The exact terms of the agreement will be for you to decide. The important thing is that you can prove you have properly policed the mark.

Step three: Cease-and-desist letter
If the other party has no intention of cooperating or is being unreasonable in their demands, then the next step is, alas, legal counsel. Sometimes people bet on empty threats, hoping that you are all talk and no action. This is when you bring in an attorney to send a cease-and-desist letter to let them know that you are serious and fully intend to protect your mark. Sometimes letterhead with a fancy name at the top is enough to scare the other party into submission by itself. Frequently, the other party assumes you did not know what you were talking about when you called and kindly asked them to change branding. But the weight of “esq” at the end of a signature tends to inspire a little more confidence. Again, no one wants to get sued.

This is a delicate path to tread, however. Too often I see cease-and-desist letters in standard legalese that come across as brutish and rather antagonistic. The lawyer means well but does not understand the culture surrounding craft beer, so you must choose your representative wisely. We’ve all seen how powerful the court of public opinion can be. The flipside to the cost analysis discussed above is if you run counter to the culture of collaboration and community that the craft beer movement is built on, you will suffer financially.

The craft beer enthusiasts that buy your beer, wear your T-shirts to GABF and discuss your every move on RateBeer and BeerAdvocate do not take kindly to jerk moves. If you go down this path, always read over the cease-and-desist letter before it goes in the mail, with an eye to the idea that it may very well end up splashed across the history books of social media. Accordingly, keep the tone respectful and reasonable. Harsh demands and vindictive, over-the-top language can easily leave you branded as the trademark bully whose beer is not worth buying as a matter of conscious. Don’t be that brewer.

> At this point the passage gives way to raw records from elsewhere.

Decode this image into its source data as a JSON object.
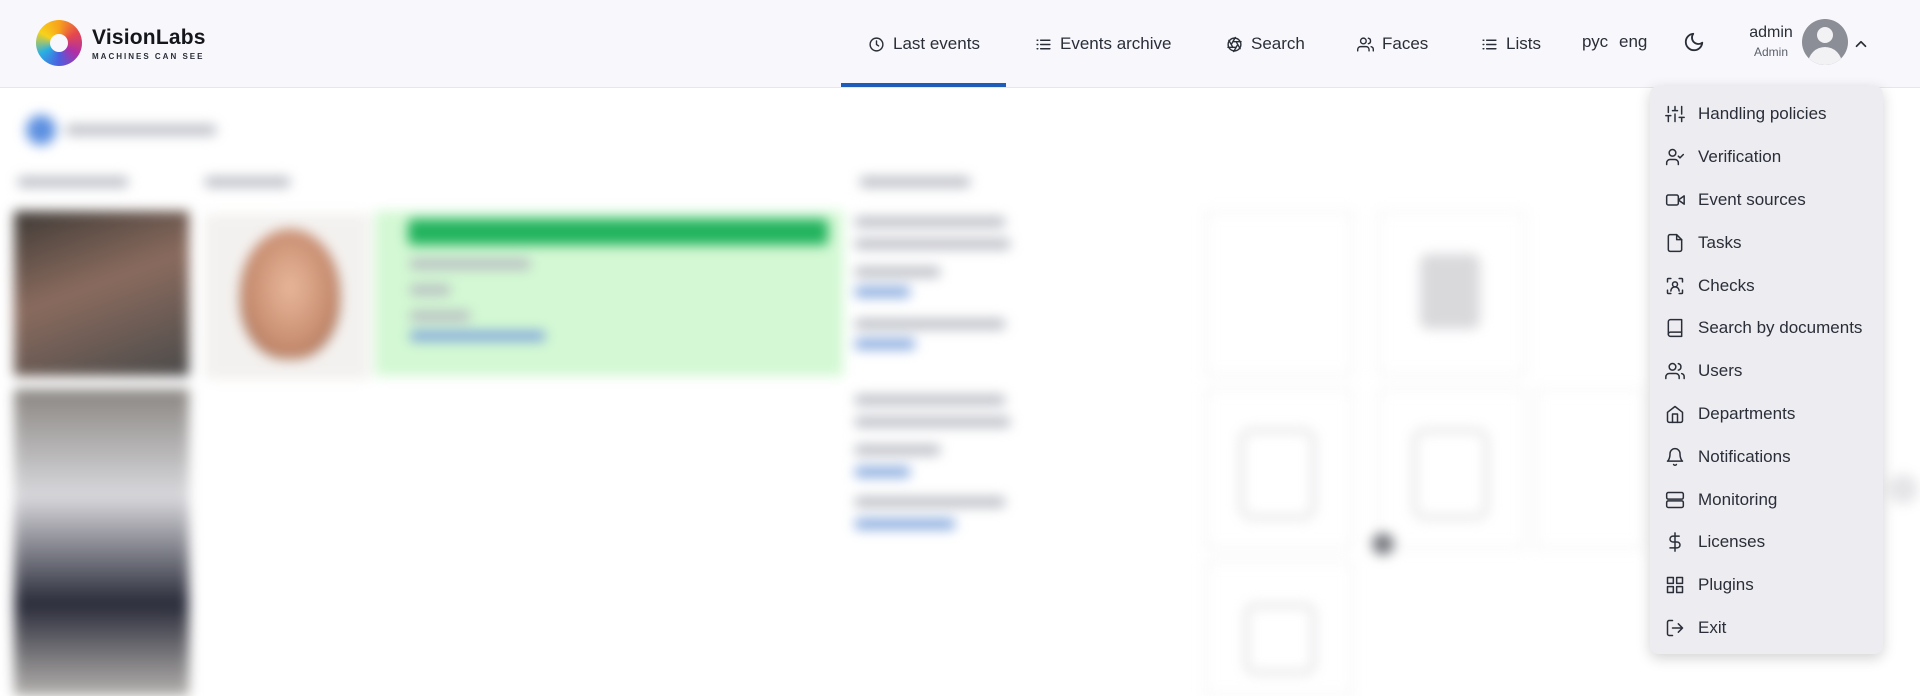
{
  "brand": {
    "name": "VisionLabs",
    "tagline": "MACHINES CAN SEE",
    "logo_icon": "visionlabs-logo"
  },
  "nav": {
    "items": [
      {
        "label": "Last events",
        "icon": "clock-icon",
        "active": true
      },
      {
        "label": "Events archive",
        "icon": "list-icon"
      },
      {
        "label": "Search",
        "icon": "aperture-icon"
      },
      {
        "label": "Faces",
        "icon": "users-icon"
      },
      {
        "label": "Lists",
        "icon": "list-icon"
      }
    ],
    "active_color": "#1f5bb8"
  },
  "lang": {
    "ru": "рус",
    "en": "eng"
  },
  "user": {
    "name": "admin",
    "role": "Admin"
  },
  "menu": {
    "items": [
      {
        "label": "Handling policies",
        "icon": "sliders-icon"
      },
      {
        "label": "Verification",
        "icon": "user-check-icon"
      },
      {
        "label": "Event sources",
        "icon": "video-icon"
      },
      {
        "label": "Tasks",
        "icon": "file-icon"
      },
      {
        "label": "Checks",
        "icon": "face-scan-icon"
      },
      {
        "label": "Search by documents",
        "icon": "book-icon"
      },
      {
        "label": "Users",
        "icon": "users-icon"
      },
      {
        "label": "Departments",
        "icon": "home-icon"
      },
      {
        "label": "Notifications",
        "icon": "bell-icon"
      },
      {
        "label": "Monitoring",
        "icon": "server-icon"
      },
      {
        "label": "Licenses",
        "icon": "dollar-icon"
      },
      {
        "label": "Plugins",
        "icon": "grid-icon"
      },
      {
        "label": "Exit",
        "icon": "log-out-icon"
      }
    ]
  },
  "colors": {
    "match_bar": "#22b35e",
    "match_bg": "#d3f8d3"
  }
}
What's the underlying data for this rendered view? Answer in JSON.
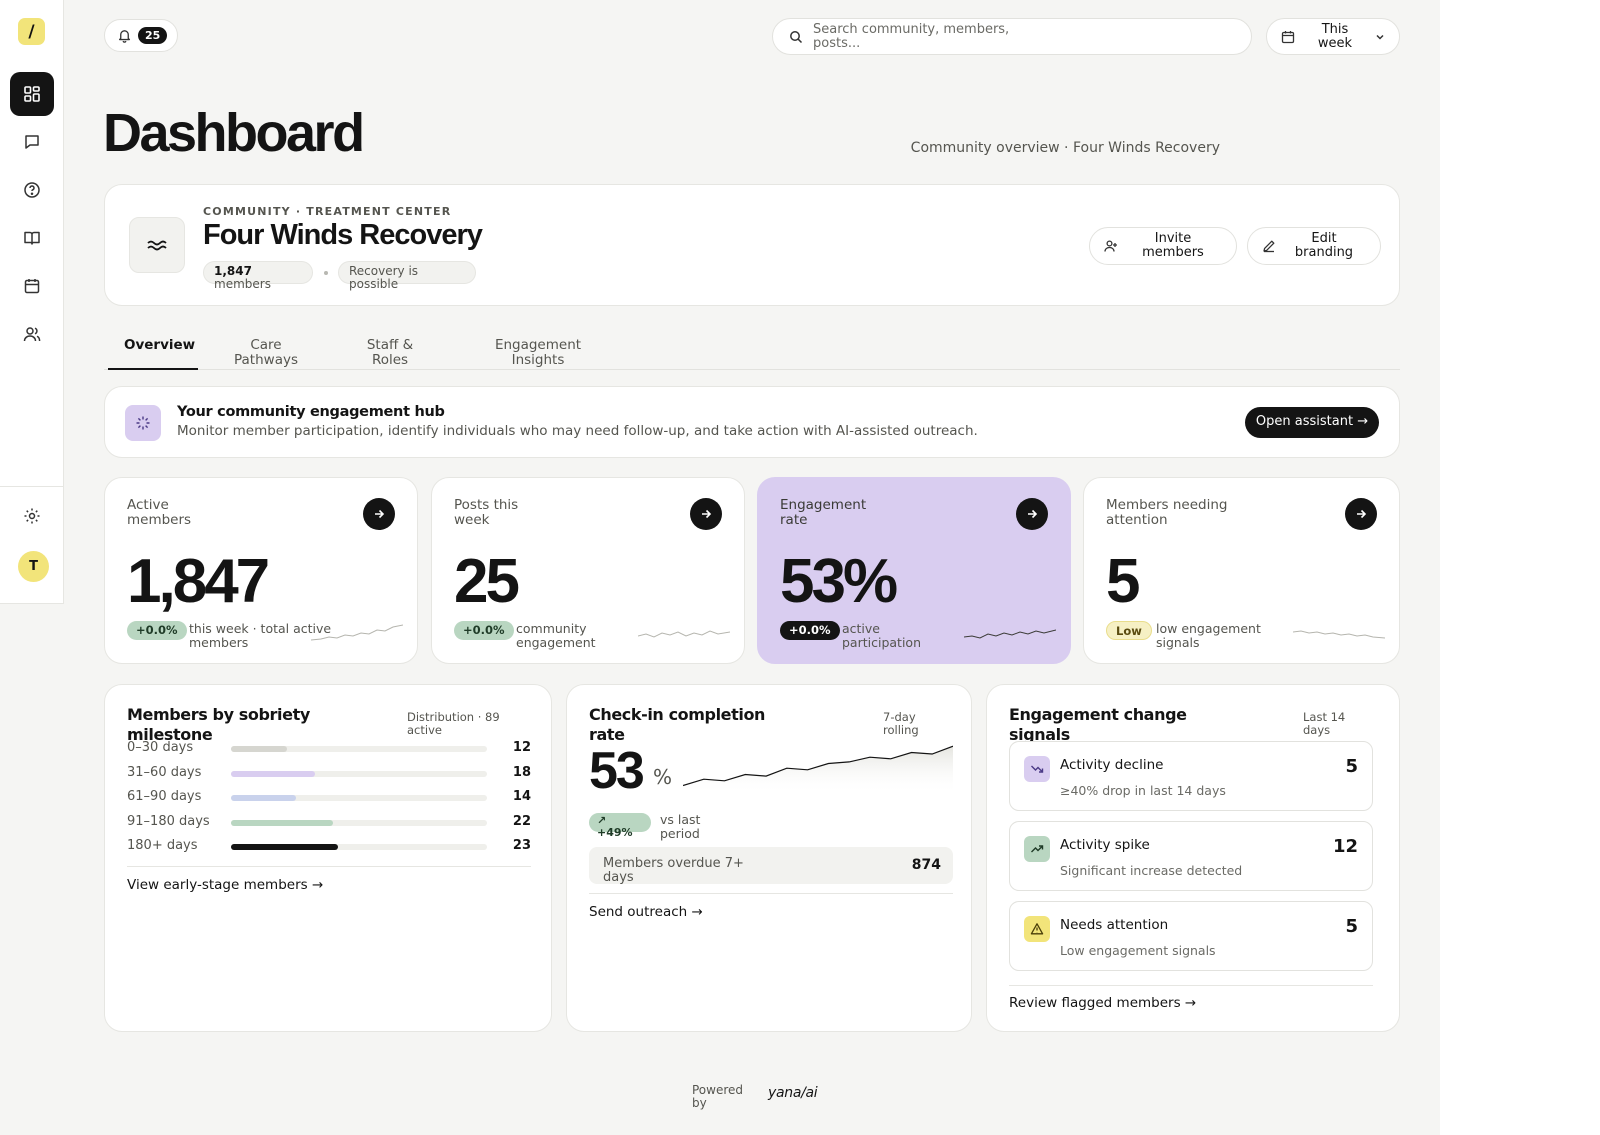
{
  "sidebar": {
    "logo": "/",
    "items": [
      {
        "icon": "dashboard-icon",
        "active": true
      },
      {
        "icon": "chat-icon"
      },
      {
        "icon": "help-icon"
      },
      {
        "icon": "book-icon"
      },
      {
        "icon": "calendar-icon"
      },
      {
        "icon": "users-icon"
      }
    ],
    "settings_icon": "gear-icon",
    "avatar_initial": "T"
  },
  "topbar": {
    "notification_count": "25",
    "search_placeholder": "Search community, members, posts...",
    "period_label": "This week"
  },
  "header": {
    "title": "Dashboard",
    "subtitle": "Community overview · Four Winds Recovery"
  },
  "community": {
    "kicker": "COMMUNITY · TREATMENT CENTER",
    "name": "Four Winds Recovery",
    "member_count": "1,847",
    "member_suffix": "members",
    "tagline": "Recovery is possible",
    "invite_label": "Invite members",
    "edit_label": "Edit branding"
  },
  "tabs": [
    "Overview",
    "Care Pathways",
    "Staff & Roles",
    "Engagement Insights"
  ],
  "hub": {
    "title": "Your community engagement hub",
    "description": "Monitor member participation, identify individuals who may need follow-up, and take action with AI-assisted outreach.",
    "button": "Open assistant →"
  },
  "stats": [
    {
      "label": "Active members",
      "value": "1,847",
      "badge": "+0.0%",
      "note": "this week · total active members"
    },
    {
      "label": "Posts this week",
      "value": "25",
      "badge": "+0.0%",
      "note": "community engagement"
    },
    {
      "label": "Engagement rate",
      "value": "53%",
      "badge": "+0.0%",
      "note": "active participation"
    },
    {
      "label": "Members needing attention",
      "value": "5",
      "badge": "Low",
      "note": "low engagement signals"
    }
  ],
  "milestones": {
    "title": "Members by sobriety milestone",
    "meta": "Distribution · 89 active",
    "rows": [
      {
        "label": "0–30 days",
        "count": "12",
        "value": 12,
        "color": "#d6d6d0"
      },
      {
        "label": "31–60 days",
        "count": "18",
        "value": 18,
        "color": "#d9cdf0"
      },
      {
        "label": "61–90 days",
        "count": "14",
        "value": 14,
        "color": "#c9d2ec"
      },
      {
        "label": "91–180 days",
        "count": "22",
        "value": 22,
        "color": "#b9d6c1"
      },
      {
        "label": "180+ days",
        "count": "23",
        "value": 23,
        "color": "#141414"
      }
    ],
    "max": 55,
    "link": "View early-stage members →"
  },
  "checkin": {
    "title": "Check-in completion rate",
    "meta": "7-day rolling",
    "value": "53",
    "unit": "%",
    "badge": "↗ +49%",
    "vs": "vs last period",
    "overdue_label": "Members overdue 7+ days",
    "overdue_value": "874",
    "link": "Send outreach →",
    "trend": [
      22,
      26,
      25,
      29,
      28,
      33,
      32,
      36,
      37,
      40,
      39,
      43,
      42,
      47
    ]
  },
  "signals": {
    "title": "Engagement change signals",
    "meta": "Last 14 days",
    "items": [
      {
        "icon": "trend-down-icon",
        "title": "Activity decline",
        "desc": "≥40% drop in last 14 days",
        "count": "5",
        "color": "#d9cdf0"
      },
      {
        "icon": "trend-up-icon",
        "title": "Activity spike",
        "desc": "Significant increase detected",
        "count": "12",
        "color": "#b9d6c1"
      },
      {
        "icon": "warning-icon",
        "title": "Needs attention",
        "desc": "Low engagement signals",
        "count": "5",
        "color": "#f2e47a"
      }
    ],
    "link": "Review flagged members →"
  },
  "footer": {
    "powered": "Powered by",
    "brand": "yana/ai"
  }
}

Step four: Dropping the proverbial hammer
Know that sometimes a few rounds of communication are needed after the initial cease-and-desist to get things sorted, so by no means is this a one-and-done situation. That being said, some people never learn. And if the other party simply will not cooperate, then the next step is to lay down the law. The attorney you hired for the cease-and-desist will be able to counsel you about when that time has come.

Once there, you can still take a shot at avoiding litigation. Litigation is costly in more ways than one. It consumes time, money, emotional stability and all of the same PR issues discussed above. An oft-underutilized middle ground is mediation.

As Jason Gladfelter of OvalOptions notes: “Even if a settlement is not reached, mediation has two main benefits. The first is the opening of communication lines. Sitting face to face often changes the dynamics of a relationship that phone and e-mail preclude. This can strengthen, maintain and establish personal relationships, which make collaboration easier. The second benefit is a ‘willingness to mediate.’ Sometimes, one party will agree to mediate and the other will not. If this happens, the first party will receive a letter stating that, yes, they tried to set up mediation and the other party was unwilling. This says to a judge [and the public] that one party was willing to talk it out, but the other was not.”

Mediation is also generally cheaper than a day in court. Granted, sometimes litigation is a necessary evil. And should it come to that, the best advice is to consult legal counsel. But whenever possible, remember: the order of events should always aim for collaboration, mediation and then, and only then, litigation.